Despite the reputation of being exceptionally generous, which they are, France’s unemployment benefits are reaching fewer and fewer unemployed. Even as unemployment has increased, the percentage of beneficiaries has decreased – 44.8% of those eligible receive benefits, down from 48.5% in 2009. Many eligible are being turned away, a situation brought to greater public awareness when an eligible beneficiary set himself on fire in protest for being declined.
Why are even eligible beneficiaries being told ‘non’? Because as the French government auditor, the Cour des comptes (think of it as the French CBO), recently stated, the system of benefits is “unsustainable”:

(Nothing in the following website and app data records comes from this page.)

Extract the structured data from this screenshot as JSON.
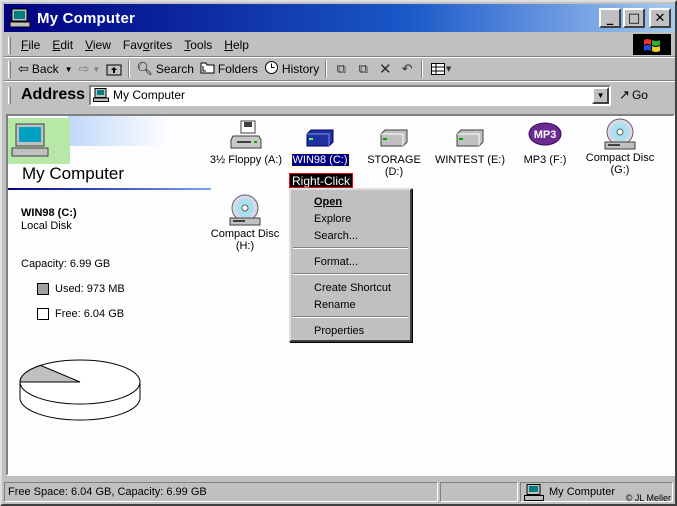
{
  "window": {
    "title": "My Computer"
  },
  "title_buttons": {
    "minimize": "_",
    "maximize": "□",
    "close": "✕"
  },
  "menu": {
    "items": [
      {
        "key": "F",
        "rest": "ile"
      },
      {
        "key": "E",
        "rest": "dit"
      },
      {
        "key": "V",
        "rest": "iew"
      },
      {
        "key": "",
        "pre": "Fav",
        "keymid": "o",
        "rest": "rites"
      },
      {
        "key": "T",
        "rest": "ools"
      },
      {
        "key": "H",
        "rest": "elp"
      }
    ]
  },
  "toolbar": {
    "back_label": "Back",
    "search_label": "Search",
    "folders_label": "Folders",
    "history_label": "History"
  },
  "address": {
    "label": "Address",
    "value": "My Computer",
    "go_label": "Go"
  },
  "left_panel": {
    "title": "My Computer",
    "drive_name": "WIN98 (C:)",
    "drive_type": "Local Disk",
    "capacity": "Capacity: 6.99 GB",
    "used": "Used: 973 MB",
    "free": "Free: 6.04 GB",
    "used_fraction": 0.136,
    "colors": {
      "used": "#c0c0c0",
      "free": "#ffffff"
    }
  },
  "drives": [
    {
      "id": "floppy",
      "label": "3½ Floppy (A:)",
      "icon": "floppy-drive-icon"
    },
    {
      "id": "c",
      "label": "WIN98 (C:)",
      "icon": "hard-drive-icon",
      "selected": true
    },
    {
      "id": "d",
      "label1": "STORAGE",
      "label2": "(D:)",
      "icon": "hard-drive-icon"
    },
    {
      "id": "e",
      "label": "WINTEST (E:)",
      "icon": "hard-drive-icon"
    },
    {
      "id": "f",
      "label": "MP3 (F:)",
      "icon": "mp3-drive-icon"
    },
    {
      "id": "g",
      "label1": "Compact Disc",
      "label2": "(G:)",
      "icon": "cd-drive-icon"
    },
    {
      "id": "h",
      "label1": "Compact Disc",
      "label2": "(H:)",
      "icon": "cd-drive-icon"
    }
  ],
  "tooltip": "Right-Click",
  "context_menu": {
    "open": "Open",
    "explore": "Explore",
    "search": "Search...",
    "format": "Format...",
    "create_shortcut": "Create Shortcut",
    "rename": "Rename",
    "properties": "Properties"
  },
  "status": {
    "text": "Free Space: 6.04 GB, Capacity: 6.99 GB",
    "zone": "My Computer",
    "copyright": "© JL Meller"
  }
}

The current funding system is expected to reach a deficit of 5 billion in 2013. According to the Cour, the French system is largely to blame for the deficit, as it is much more generous than similar benefits programs in neighboring countries. For example, the current allocation is between 63 and 93 percent of the previous incomes of the unemployed. In addition, the minimum compensation length for unemployment benefits in France is two years, compared to one year in Germany.
Such debts helped France’s credit rating fall to AA1, despite President Hollande’s pledge to reduce the deficit by the end of 2013. With familiar rhetoric coming from another left-leaning politician, it’s little wonder what Maurice Taylor chose to acknowledge in his letter:
Socialist President Francois Hollande may take some comfort in the view Taylor expressed of Washington: “The U.S. government is not much better than the French,” he wrote…